The most common scriptural picture of death is that of sleep, in both Old and New Testaments. The overwhelming testimony of Scripture leads me to believe that the dead person is thoroughly dead until the resurrection — which, from his or her perspective, seems to be the very next instant. (When we fall asleep, we are next aware of waking, even though several hours might pass between.) For the believer, however, this is a very safe “sleep,” for she or he is “with Christ” (Phil. 1:23), “asleep in Jesus” (1 Cor. 15:18). These phrases make us think of a toddler sleeping peacefully in a parent’s loving arms — unaware of anything that transpires but having no cause for anxiety or concern.
So far as the Bible is concerned, human beings are mortal creatures who depend totally on God for life now and who depend totally on God to raise them from the dead if they are to live hereafter.
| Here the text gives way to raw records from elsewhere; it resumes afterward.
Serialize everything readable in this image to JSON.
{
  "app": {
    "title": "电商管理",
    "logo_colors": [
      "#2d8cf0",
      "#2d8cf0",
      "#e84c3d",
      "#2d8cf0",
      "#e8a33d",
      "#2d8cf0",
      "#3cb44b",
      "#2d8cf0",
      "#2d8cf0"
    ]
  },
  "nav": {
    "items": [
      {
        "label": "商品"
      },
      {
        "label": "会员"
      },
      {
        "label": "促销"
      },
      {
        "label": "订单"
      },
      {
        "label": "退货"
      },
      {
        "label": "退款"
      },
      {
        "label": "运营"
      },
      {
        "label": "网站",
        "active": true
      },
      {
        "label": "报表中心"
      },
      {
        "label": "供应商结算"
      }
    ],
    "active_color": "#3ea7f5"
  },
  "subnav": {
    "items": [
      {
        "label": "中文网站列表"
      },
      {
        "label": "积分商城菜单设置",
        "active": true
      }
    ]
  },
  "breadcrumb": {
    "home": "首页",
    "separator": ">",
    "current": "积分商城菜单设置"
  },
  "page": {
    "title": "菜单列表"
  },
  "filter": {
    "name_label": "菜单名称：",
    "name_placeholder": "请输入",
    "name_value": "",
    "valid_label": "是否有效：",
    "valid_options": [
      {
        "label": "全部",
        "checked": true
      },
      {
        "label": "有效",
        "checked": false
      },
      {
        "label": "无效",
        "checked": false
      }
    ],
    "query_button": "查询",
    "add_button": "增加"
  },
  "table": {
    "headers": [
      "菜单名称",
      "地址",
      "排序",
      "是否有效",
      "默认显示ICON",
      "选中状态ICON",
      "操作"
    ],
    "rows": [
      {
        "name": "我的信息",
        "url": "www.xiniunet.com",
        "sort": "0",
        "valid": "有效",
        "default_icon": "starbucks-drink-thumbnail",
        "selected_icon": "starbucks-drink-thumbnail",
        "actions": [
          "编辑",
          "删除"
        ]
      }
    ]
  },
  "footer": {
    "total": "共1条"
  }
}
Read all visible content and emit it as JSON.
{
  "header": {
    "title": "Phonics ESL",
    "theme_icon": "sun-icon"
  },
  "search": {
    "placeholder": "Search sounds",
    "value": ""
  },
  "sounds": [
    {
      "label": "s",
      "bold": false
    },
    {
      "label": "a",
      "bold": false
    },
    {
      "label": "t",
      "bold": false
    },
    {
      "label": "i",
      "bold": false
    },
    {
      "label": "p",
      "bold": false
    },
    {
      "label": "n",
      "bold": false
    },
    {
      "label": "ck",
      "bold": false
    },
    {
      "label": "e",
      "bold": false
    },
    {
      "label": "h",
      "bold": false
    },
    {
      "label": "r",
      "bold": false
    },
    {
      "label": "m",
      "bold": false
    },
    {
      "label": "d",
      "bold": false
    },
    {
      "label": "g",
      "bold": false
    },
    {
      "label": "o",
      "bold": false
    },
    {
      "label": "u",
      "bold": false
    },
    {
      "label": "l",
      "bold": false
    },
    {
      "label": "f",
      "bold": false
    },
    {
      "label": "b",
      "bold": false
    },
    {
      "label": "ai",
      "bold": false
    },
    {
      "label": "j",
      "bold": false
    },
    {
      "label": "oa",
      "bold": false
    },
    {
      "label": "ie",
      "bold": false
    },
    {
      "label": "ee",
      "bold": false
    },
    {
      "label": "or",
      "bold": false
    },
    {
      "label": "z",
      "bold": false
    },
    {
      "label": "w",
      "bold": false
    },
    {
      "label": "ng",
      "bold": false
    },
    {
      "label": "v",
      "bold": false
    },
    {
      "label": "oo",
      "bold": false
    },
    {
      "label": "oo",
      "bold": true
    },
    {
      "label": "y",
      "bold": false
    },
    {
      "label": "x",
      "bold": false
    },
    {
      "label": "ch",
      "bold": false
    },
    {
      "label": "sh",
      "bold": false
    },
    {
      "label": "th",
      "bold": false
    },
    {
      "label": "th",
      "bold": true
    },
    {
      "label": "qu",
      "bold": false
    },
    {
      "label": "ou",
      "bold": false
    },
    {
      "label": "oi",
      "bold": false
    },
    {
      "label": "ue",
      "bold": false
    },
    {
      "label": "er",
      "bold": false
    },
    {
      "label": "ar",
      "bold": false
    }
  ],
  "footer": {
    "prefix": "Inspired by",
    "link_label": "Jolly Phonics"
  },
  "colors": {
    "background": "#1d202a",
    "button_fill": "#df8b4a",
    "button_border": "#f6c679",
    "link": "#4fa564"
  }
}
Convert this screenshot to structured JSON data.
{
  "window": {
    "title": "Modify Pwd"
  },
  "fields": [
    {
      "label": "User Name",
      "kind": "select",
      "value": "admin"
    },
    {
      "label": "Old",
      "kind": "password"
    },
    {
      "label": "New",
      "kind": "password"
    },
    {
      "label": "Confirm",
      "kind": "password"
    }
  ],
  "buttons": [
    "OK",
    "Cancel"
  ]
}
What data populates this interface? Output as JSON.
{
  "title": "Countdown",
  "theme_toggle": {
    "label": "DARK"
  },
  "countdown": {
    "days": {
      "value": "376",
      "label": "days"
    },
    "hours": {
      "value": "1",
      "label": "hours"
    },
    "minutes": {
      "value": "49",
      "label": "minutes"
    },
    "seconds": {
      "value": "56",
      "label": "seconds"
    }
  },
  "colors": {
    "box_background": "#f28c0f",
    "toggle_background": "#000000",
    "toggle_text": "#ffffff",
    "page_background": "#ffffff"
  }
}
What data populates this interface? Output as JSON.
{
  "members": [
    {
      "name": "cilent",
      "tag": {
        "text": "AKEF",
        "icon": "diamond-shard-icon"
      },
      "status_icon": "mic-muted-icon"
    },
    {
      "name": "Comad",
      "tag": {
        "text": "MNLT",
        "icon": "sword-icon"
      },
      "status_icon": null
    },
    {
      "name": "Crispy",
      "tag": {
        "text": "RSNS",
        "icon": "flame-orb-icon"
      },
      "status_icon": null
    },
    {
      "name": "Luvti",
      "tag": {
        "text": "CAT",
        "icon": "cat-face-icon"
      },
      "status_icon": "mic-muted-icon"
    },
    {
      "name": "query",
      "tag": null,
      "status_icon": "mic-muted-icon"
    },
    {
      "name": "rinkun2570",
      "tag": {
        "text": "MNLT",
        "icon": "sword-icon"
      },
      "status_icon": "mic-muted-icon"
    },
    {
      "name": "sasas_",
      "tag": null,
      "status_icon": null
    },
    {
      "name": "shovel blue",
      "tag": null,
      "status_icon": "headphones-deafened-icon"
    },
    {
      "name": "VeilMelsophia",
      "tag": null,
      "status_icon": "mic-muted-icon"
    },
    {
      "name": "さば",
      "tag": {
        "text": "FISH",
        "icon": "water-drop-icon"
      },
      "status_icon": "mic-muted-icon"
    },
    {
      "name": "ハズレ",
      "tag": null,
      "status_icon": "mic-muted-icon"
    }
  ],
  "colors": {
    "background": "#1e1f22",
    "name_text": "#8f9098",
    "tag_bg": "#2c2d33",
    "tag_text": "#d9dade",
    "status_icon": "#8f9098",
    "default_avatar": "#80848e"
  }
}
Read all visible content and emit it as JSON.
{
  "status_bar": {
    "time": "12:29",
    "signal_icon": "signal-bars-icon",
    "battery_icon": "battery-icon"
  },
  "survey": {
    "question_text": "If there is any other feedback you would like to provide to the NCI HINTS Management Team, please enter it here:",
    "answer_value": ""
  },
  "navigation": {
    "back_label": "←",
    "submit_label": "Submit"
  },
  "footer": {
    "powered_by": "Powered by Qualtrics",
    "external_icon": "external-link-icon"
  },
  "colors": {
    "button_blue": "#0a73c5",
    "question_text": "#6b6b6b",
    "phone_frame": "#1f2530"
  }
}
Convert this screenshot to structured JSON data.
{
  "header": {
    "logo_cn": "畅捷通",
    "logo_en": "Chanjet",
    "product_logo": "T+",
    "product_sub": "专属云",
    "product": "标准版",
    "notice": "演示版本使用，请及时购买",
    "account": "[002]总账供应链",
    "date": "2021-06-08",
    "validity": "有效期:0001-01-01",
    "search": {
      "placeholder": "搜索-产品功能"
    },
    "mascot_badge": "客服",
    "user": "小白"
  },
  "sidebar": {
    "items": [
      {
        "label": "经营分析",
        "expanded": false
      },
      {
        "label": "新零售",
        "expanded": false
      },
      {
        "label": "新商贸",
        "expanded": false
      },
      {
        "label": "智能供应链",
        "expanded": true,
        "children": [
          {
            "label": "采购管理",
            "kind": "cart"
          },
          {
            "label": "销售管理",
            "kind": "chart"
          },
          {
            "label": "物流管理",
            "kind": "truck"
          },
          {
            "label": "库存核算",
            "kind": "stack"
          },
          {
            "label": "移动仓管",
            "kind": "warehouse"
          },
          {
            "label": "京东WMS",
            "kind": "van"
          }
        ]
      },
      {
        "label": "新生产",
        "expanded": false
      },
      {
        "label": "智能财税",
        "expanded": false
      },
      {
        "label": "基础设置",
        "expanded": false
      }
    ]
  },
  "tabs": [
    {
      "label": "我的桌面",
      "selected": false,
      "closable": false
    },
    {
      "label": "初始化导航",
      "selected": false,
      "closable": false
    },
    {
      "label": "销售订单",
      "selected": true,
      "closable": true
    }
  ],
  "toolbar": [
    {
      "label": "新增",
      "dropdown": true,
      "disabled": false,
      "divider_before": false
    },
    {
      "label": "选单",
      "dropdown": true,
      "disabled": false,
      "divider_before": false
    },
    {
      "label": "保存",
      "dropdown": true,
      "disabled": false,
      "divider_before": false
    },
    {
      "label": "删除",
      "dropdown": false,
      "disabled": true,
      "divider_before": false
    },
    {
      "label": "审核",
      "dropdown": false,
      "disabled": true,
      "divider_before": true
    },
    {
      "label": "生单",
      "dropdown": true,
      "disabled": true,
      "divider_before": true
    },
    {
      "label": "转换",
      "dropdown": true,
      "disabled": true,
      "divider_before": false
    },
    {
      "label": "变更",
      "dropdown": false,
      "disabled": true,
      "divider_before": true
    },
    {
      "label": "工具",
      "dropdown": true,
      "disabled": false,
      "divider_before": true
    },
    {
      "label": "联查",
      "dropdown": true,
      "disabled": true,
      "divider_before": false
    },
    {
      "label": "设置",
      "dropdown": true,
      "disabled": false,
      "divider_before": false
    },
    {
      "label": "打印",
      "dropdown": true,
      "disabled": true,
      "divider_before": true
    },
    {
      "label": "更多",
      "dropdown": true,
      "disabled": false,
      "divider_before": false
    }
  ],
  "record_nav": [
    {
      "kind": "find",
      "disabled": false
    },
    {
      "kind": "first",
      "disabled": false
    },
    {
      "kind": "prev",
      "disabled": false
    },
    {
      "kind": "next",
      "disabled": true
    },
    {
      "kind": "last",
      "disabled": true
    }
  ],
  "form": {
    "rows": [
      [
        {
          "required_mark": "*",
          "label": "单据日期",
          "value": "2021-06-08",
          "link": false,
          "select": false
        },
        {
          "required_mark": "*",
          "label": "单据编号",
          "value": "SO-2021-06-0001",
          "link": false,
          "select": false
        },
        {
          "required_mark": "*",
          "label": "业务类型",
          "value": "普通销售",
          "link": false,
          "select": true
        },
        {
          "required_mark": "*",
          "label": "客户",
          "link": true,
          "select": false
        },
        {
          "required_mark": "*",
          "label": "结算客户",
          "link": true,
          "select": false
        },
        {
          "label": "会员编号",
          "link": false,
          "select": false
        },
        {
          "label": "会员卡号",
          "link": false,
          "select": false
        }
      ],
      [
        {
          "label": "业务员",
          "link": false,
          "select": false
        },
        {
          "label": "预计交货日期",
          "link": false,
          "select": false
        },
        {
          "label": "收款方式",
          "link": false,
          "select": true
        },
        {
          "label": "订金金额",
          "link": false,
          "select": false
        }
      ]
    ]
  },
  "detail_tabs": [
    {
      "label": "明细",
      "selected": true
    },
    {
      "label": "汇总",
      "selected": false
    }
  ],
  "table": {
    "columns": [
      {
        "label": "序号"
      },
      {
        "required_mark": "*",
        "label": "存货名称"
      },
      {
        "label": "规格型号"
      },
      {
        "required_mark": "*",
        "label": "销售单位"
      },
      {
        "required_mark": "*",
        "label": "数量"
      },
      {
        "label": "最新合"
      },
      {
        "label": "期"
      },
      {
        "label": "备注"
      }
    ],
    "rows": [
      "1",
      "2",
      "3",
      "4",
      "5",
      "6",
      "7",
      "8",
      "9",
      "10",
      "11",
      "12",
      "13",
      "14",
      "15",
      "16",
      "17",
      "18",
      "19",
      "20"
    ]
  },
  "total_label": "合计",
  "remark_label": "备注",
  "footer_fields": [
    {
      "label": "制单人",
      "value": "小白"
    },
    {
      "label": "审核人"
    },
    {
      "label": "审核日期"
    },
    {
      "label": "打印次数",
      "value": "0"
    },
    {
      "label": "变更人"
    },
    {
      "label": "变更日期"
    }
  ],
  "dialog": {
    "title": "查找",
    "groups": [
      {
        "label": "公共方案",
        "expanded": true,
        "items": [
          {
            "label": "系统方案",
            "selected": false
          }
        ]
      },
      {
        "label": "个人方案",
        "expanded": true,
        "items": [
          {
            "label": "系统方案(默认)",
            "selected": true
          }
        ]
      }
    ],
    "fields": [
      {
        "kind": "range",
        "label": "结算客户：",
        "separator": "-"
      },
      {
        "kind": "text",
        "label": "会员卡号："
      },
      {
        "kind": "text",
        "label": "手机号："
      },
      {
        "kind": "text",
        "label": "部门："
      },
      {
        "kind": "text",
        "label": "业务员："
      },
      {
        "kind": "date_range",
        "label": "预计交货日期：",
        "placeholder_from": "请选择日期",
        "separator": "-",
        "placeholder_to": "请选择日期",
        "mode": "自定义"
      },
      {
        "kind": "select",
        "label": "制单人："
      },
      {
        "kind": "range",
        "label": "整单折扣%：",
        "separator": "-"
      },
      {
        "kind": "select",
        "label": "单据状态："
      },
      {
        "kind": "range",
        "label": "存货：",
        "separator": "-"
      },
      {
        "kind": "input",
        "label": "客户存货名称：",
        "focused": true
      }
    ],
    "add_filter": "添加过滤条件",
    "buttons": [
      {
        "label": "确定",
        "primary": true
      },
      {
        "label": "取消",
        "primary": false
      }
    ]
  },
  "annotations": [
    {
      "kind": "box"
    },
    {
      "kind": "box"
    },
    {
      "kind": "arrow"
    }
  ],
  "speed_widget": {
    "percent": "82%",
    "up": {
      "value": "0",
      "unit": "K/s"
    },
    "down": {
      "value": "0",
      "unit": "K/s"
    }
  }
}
According to the New Testament, the saved will be raised “immortal” — incapable of dying (Rom. 2:7). The lost, not being made immortal, will be raised to die again in the second death (Rev. 21:8). That second death is the everlasting destruction by which Jesus will punish the willfully rebellious (2 Thess. 1:9). It is the eternal punishment of which Jesus himself warned (Matt. 25:46). It is the wages of sin which is the everlasting opposite to eternal life (Rom. 6:23).